* **YOUR ASSIGNMENT**: From the entries below, pull out each line where "FOOTBALL" appears.

*** Opening of PROVIDED RECORDS ***

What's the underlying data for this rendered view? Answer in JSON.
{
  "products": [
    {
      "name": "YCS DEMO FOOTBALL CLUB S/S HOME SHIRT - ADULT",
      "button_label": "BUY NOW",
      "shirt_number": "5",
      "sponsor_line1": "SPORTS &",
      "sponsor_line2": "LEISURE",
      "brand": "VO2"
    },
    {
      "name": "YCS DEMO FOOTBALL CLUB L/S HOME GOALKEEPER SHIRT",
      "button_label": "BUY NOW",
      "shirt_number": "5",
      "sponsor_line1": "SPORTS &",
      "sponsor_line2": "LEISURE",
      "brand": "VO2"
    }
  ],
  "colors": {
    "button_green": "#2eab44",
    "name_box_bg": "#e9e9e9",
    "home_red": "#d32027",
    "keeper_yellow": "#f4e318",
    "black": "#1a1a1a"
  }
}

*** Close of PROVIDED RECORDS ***

* **RESPONSE**:
      "name": "YCS DEMO FOOTBALL CLUB S/S HOME SHIRT - ADULT",
      "name": "YCS DEMO FOOTBALL CLUB L/S HOME GOALKEEPER SHIRT",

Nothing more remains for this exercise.